    • Reliability: You have been open about your intentions when making a team-level decision – for example moving people between teams or introducing new role expectations – and followed through.
    • Difficult conversations: You have helped someone on your team out with a difficult personal decision and acted in an objective, professional manner.
    • Putting the team first: You regularly make time for listening to and understanding the people you're responsible for.


  • Communication

    Communicates with the wider business, including change affecting the work of others, Helps teams around them to communicate better.
    • Mentoring communicators: You regularly mentor others on communication technique, unpick poor communication in your wider organisation and add process where needed. You're comfortable feeding back on the communication of those above you.
    • Delivering bad news: You have communicated bad news to a group of reports or peers, ensuring that a strategy is in place to manage expectations and morale during the change. Your approach has involved thoughtfully designed communication to the top levels of the organisation
    • Looking for feedback: You have communicated a change in plans, organisational structure or work situation which directly affects one or more people, and managed any fall out from that change ensuring all parties stay informed and content. (e.g., Design System, team changes)
    • Keeping people informed: You have communicated with the business around a strategically important project using appropriate mediums. You have designed the process of that communication and found the important parties proactively.
  • Humility

    Looks actively for opportunities for others, even in areas of strength or interest for themselves.
    • Building trusted relationships: You're trusted to mediate team situations involving difficult parties, without getting in the way
    • Credit and blame: You're a true ally to your peers and wider product team, protecting them from undue blame and pushing praise onto them.
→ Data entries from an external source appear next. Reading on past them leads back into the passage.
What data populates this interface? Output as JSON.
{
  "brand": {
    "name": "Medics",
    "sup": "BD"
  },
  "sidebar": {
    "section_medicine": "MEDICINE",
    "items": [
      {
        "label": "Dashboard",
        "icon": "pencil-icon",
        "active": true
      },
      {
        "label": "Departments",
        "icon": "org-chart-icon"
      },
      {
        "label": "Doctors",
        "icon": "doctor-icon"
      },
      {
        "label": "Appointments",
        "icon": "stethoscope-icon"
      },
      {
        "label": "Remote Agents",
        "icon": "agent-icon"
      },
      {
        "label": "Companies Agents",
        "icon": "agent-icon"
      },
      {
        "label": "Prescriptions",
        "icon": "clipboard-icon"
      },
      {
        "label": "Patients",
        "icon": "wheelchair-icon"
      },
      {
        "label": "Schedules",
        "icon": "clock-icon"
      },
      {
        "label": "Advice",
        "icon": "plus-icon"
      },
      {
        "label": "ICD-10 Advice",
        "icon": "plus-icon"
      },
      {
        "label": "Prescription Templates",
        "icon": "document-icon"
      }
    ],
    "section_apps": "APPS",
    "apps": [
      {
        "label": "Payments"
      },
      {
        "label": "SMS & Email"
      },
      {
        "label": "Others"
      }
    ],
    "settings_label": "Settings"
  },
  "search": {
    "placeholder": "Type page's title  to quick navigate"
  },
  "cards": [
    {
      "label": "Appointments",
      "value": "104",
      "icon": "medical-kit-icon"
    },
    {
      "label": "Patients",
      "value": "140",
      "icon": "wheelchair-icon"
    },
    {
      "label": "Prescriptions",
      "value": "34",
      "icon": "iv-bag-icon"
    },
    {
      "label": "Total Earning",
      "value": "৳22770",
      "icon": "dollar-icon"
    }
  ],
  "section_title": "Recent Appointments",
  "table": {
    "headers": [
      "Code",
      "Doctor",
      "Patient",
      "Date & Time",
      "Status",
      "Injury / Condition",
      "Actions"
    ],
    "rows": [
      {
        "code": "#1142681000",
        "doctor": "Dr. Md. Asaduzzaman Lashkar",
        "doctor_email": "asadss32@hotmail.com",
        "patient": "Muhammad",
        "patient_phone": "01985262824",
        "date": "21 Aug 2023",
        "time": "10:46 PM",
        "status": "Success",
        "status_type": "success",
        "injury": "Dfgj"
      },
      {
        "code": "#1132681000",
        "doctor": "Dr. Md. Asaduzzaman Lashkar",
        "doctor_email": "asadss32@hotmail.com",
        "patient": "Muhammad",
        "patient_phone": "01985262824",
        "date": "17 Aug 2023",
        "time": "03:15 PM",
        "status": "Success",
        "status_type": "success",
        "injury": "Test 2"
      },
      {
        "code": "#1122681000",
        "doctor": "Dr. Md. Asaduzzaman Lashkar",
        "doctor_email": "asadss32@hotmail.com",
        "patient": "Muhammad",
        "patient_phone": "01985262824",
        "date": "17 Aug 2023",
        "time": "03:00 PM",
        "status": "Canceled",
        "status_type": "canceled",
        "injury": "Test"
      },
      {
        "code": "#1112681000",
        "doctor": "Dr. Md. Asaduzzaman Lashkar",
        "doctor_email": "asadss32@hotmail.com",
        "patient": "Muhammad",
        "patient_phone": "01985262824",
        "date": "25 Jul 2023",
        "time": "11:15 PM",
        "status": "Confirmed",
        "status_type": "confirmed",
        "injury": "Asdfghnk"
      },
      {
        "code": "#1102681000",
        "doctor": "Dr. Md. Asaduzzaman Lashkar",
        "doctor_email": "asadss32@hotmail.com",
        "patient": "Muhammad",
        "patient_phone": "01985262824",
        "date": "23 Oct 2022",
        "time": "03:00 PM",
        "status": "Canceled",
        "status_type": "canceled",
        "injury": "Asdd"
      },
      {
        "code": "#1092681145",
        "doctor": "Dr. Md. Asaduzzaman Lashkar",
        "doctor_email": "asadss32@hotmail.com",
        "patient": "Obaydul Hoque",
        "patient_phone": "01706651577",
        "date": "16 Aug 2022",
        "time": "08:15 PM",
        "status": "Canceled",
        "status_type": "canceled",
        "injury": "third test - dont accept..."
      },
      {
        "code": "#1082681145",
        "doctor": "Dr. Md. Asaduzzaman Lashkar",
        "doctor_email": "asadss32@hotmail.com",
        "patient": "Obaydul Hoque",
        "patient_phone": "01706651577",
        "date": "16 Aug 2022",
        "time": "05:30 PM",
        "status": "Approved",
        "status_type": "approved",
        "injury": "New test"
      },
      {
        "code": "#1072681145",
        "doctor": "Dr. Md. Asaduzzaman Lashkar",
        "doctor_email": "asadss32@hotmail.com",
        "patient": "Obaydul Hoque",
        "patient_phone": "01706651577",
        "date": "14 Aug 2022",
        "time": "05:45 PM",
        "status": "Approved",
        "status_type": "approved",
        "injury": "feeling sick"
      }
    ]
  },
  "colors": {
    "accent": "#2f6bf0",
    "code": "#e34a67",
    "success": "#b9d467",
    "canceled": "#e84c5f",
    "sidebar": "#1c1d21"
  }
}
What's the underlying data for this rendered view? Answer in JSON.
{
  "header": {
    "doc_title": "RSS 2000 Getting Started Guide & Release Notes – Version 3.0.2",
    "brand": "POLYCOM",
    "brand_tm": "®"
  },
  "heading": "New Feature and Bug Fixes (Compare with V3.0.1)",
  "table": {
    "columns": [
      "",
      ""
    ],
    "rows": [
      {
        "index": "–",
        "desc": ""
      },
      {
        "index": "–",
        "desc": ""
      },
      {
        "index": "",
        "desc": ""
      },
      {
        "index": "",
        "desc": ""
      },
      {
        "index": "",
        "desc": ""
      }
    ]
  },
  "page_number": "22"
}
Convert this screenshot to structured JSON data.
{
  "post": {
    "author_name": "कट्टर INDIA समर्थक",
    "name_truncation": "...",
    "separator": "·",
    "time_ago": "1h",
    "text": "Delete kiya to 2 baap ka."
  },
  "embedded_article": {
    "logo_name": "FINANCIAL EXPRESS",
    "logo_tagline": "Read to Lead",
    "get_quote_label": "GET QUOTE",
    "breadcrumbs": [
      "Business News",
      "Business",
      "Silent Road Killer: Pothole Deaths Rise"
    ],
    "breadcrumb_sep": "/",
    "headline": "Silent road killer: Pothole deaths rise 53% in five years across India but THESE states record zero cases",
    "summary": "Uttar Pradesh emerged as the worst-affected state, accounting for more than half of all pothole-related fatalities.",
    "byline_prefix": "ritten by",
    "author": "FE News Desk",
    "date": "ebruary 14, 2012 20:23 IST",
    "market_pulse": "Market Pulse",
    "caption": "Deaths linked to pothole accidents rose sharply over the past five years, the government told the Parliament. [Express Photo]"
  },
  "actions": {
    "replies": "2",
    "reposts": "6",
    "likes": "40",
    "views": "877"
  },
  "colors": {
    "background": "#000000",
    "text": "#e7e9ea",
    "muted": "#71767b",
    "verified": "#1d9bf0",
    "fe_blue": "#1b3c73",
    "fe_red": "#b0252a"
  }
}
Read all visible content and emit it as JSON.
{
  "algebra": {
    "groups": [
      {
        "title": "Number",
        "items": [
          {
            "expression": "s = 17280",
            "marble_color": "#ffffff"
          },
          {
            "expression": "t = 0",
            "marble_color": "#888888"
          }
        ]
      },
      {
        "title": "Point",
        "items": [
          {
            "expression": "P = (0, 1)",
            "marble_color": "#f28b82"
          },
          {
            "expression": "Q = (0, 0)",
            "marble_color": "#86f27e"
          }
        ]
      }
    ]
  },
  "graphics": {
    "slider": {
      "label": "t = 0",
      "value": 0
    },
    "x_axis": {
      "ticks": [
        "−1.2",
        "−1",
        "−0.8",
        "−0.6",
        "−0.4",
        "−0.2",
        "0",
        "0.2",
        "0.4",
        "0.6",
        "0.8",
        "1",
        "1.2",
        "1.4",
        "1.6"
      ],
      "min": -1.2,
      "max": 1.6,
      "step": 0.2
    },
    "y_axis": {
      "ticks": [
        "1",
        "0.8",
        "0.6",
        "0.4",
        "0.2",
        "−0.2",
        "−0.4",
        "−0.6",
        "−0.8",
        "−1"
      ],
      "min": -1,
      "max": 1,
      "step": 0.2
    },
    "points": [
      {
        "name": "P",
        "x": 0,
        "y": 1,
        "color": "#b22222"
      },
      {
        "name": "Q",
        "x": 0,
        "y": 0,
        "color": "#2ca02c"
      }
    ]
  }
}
You regularly look for opportunities to give kudos publicly
    • Sharing opportunities: You can point to multiple opportunities you've given people to take praise for group projects on your behalf
  • Initiative

    Refuses to believe that anything is unachievable. Infectious desire to activate and progress. Like a rocket: just light the fuse.

    • You've adapted your skillset and knowledge to lead a large or complex project to a successful outcome.
    • pro-activity in seeking help: You have recognised a lack of expertise in yourself and your organisation, and pro-actively found that expertise in areas not given to you. This has led to a successful outcome on more than one occasion.
    • Can-do attitude: You're constantly creating new opportunities for yourself and those around you. Your team is celebrated for innovation as a result of your contributions.
  • Pragmatism

    Is able to break down the assumptions of themselves and peers, and find common solutions.
    • Helping others with pragmatism: You have spotted assumptions in peers and helped them to break down those assumptions without conflict
    • Time management: You're a master of your calendar. You take no issue with not being involved in a project or meeting if it means saving you time.
    • Objectivity in your own work: You are positive in the face of dramatic changes of plans. Curveballs are dealt with sensibly without frustration.
  • Self Awareness

    Is active in building goals and milestones around personal growth, focused on strength and weakness. Supports others in finding their strengths and working on them.
    • Setting sensible goals: You recognise that you'll never be good at everything, and actively reject learning areas that don't align with your interests
    • You involve your wider team in your goals, openly asking for feedback and consciously thinking of ways to encourage more honest critique.
    • Conscious role definition: You can point to a structured future job description for yourself, and have aligned as many of your working hours as possible in the direction of that goal.